◆ **Requirement**
Every entry is to be returned unchanged, and no picture is to be included.

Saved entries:
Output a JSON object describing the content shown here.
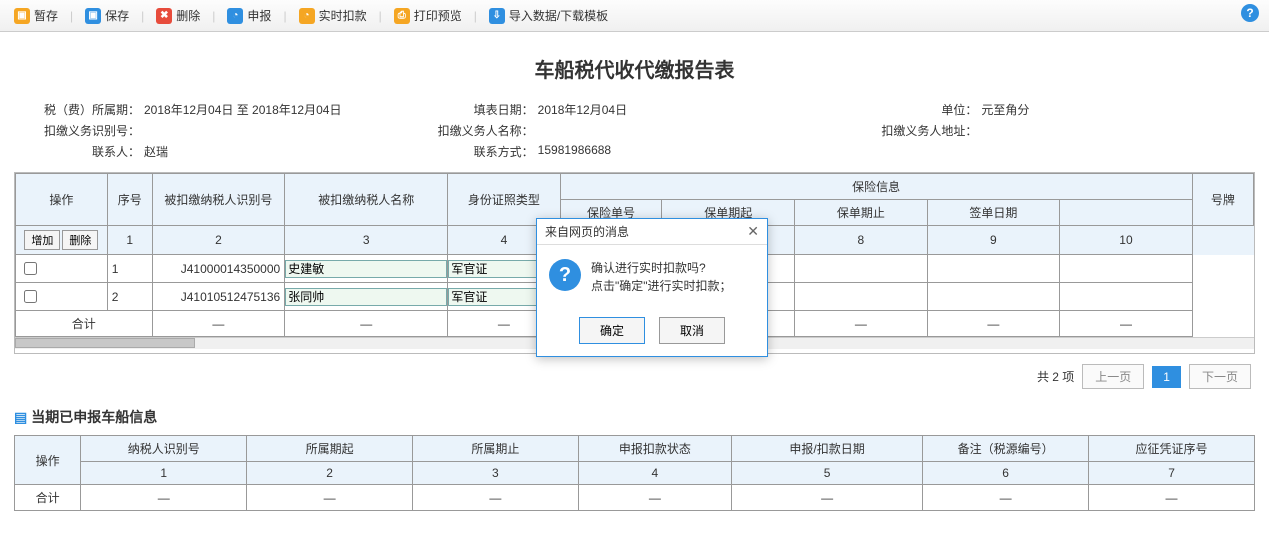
{
  "toolbar": {
    "tempSave": "暂存",
    "save": "保存",
    "delete": "删除",
    "declare": "申报",
    "realtimeDeduct": "实时扣款",
    "printPreview": "打印预览",
    "importData": "导入数据/下载模板"
  },
  "report": {
    "title": "车船税代收代缴报告表",
    "labels": {
      "period": "税（费）所属期：",
      "fillDate": "填表日期：",
      "unit": "单位：",
      "withholderId": "扣缴义务识别号：",
      "withholderName": "扣缴义务人名称：",
      "withholderAddr": "扣缴义务人地址：",
      "contact": "联系人：",
      "contactWay": "联系方式："
    },
    "values": {
      "period": "2018年12月04日 至 2018年12月04日",
      "fillDate": "2018年12月04日",
      "unit": "元至角分",
      "withholderId": "",
      "withholderName": "",
      "withholderAddr": "",
      "contact": "赵瑞",
      "contactWay": "15981986688"
    }
  },
  "mainTable": {
    "headers": {
      "op": "操作",
      "seq": "序号",
      "taxpayerId": "被扣缴纳税人识别号",
      "taxpayerName": "被扣缴纳税人名称",
      "idType": "身份证照类型",
      "insuranceGroup": "保险信息",
      "policyNo": "保险单号",
      "policyStart": "保单期起",
      "policyEnd": "保单期止",
      "signDate": "签单日期",
      "plate": "号牌"
    },
    "opAdd": "增加",
    "opDel": "删除",
    "colNums": [
      "1",
      "2",
      "3",
      "4",
      "6",
      "7",
      "8",
      "9",
      "10"
    ],
    "rows": [
      {
        "seq": "1",
        "taxpayerId": "J41000014350000",
        "taxpayerName": "史建敏",
        "idType": "军官证",
        "policyNo": "",
        "policyStart": "",
        "policyEnd": "",
        "signDate": "",
        "plate": ""
      },
      {
        "seq": "2",
        "taxpayerId": "J41010512475136",
        "taxpayerName": "张同帅",
        "idType": "军官证",
        "policyNo": "",
        "policyStart": "",
        "policyEnd": "",
        "signDate": "",
        "plate": ""
      }
    ],
    "totalLabel": "合计",
    "dash": "—"
  },
  "pager": {
    "total": "共 2 项",
    "prev": "上一页",
    "page": "1",
    "next": "下一页"
  },
  "section2": {
    "title": "当期已申报车船信息"
  },
  "subTable": {
    "headers": {
      "op": "操作",
      "taxpayerId": "纳税人识别号",
      "periodStart": "所属期起",
      "periodEnd": "所属期止",
      "declareStatus": "申报扣款状态",
      "declareDate": "申报/扣款日期",
      "remark": "备注（税源编号）",
      "voucherNo": "应征凭证序号"
    },
    "colNums": [
      "1",
      "2",
      "3",
      "4",
      "5",
      "6",
      "7"
    ],
    "totalLabel": "合计",
    "dash": "—"
  },
  "modal": {
    "title": "来自网页的消息",
    "line1": "确认进行实时扣款吗?",
    "line2": "点击\"确定\"进行实时扣款；",
    "ok": "确定",
    "cancel": "取消"
  }
}
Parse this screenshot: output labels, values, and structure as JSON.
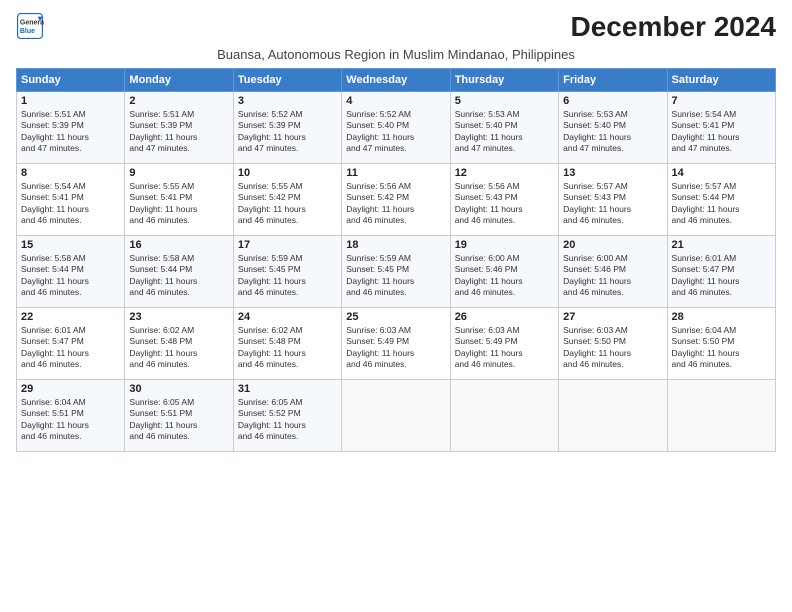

◆ **Response area**
Output a JSON object describing the content shown here.
{
  "toolbar": {
    "tempSave": "暂存",
    "save": "保存",
    "delete": "删除",
    "declare": "申报",
    "realtimeDeduct": "实时扣款",
    "printPreview": "打印预览",
    "importData": "导入数据/下载模板"
  },
  "report": {
    "title": "车船税代收代缴报告表",
    "labels": {
      "period": "税（费）所属期：",
      "fillDate": "填表日期：",
      "unit": "单位：",
      "withholderId": "扣缴义务识别号：",
      "withholderName": "扣缴义务人名称：",
      "withholderAddr": "扣缴义务人地址：",
      "contact": "联系人：",
      "contactWay": "联系方式："
    },
    "values": {
      "period": "2018年12月04日 至 2018年12月04日",
      "fillDate": "2018年12月04日",
      "unit": "元至角分",
      "withholderId": "",
      "withholderName": "",
      "withholderAddr": "",
      "contact": "赵瑞",
      "contactWay": "15981986688"
    }
  },
  "mainTable": {
    "headers": {
      "op": "操作",
      "seq": "序号",
      "taxpayerId": "被扣缴纳税人识别号",
      "taxpayerName": "被扣缴纳税人名称",
      "idType": "身份证照类型",
      "insuranceGroup": "保险信息",
      "policyNo": "保险单号",
      "policyStart": "保单期起",
      "policyEnd": "保单期止",
      "signDate": "签单日期",
      "plate": "号牌"
    },
    "opAdd": "增加",
    "opDel": "删除",
    "colNums": [
      "1",
      "2",
      "3",
      "4",
      "6",
      "7",
      "8",
      "9",
      "10"
    ],
    "rows": [
      {
        "seq": "1",
        "taxpayerId": "J41000014350000",
        "taxpayerName": "史建敏",
        "idType": "军官证",
        "policyNo": "",
        "policyStart": "",
        "policyEnd": "",
        "signDate": "",
        "plate": ""
      },
      {
        "seq": "2",
        "taxpayerId": "J41010512475136",
        "taxpayerName": "张同帅",
        "idType": "军官证",
        "policyNo": "",
        "policyStart": "",
        "policyEnd": "",
        "signDate": "",
        "plate": ""
      }
    ],
    "totalLabel": "合计",
    "dash": "—"
  },
  "pager": {
    "total": "共 2 项",
    "prev": "上一页",
    "page": "1",
    "next": "下一页"
  },
  "section2": {
    "title": "当期已申报车船信息"
  },
  "subTable": {
    "headers": {
      "op": "操作",
      "taxpayerId": "纳税人识别号",
      "periodStart": "所属期起",
      "periodEnd": "所属期止",
      "declareStatus": "申报扣款状态",
      "declareDate": "申报/扣款日期",
      "remark": "备注（税源编号）",
      "voucherNo": "应征凭证序号"
    },
    "colNums": [
      "1",
      "2",
      "3",
      "4",
      "5",
      "6",
      "7"
    ],
    "totalLabel": "合计",
    "dash": "—"
  },
  "modal": {
    "title": "来自网页的消息",
    "line1": "确认进行实时扣款吗?",
    "line2": "点击\"确定\"进行实时扣款；",
    "ok": "确定",
    "cancel": "取消"
  }
}
Parse this screenshot: output labels, values, and structure as JSON.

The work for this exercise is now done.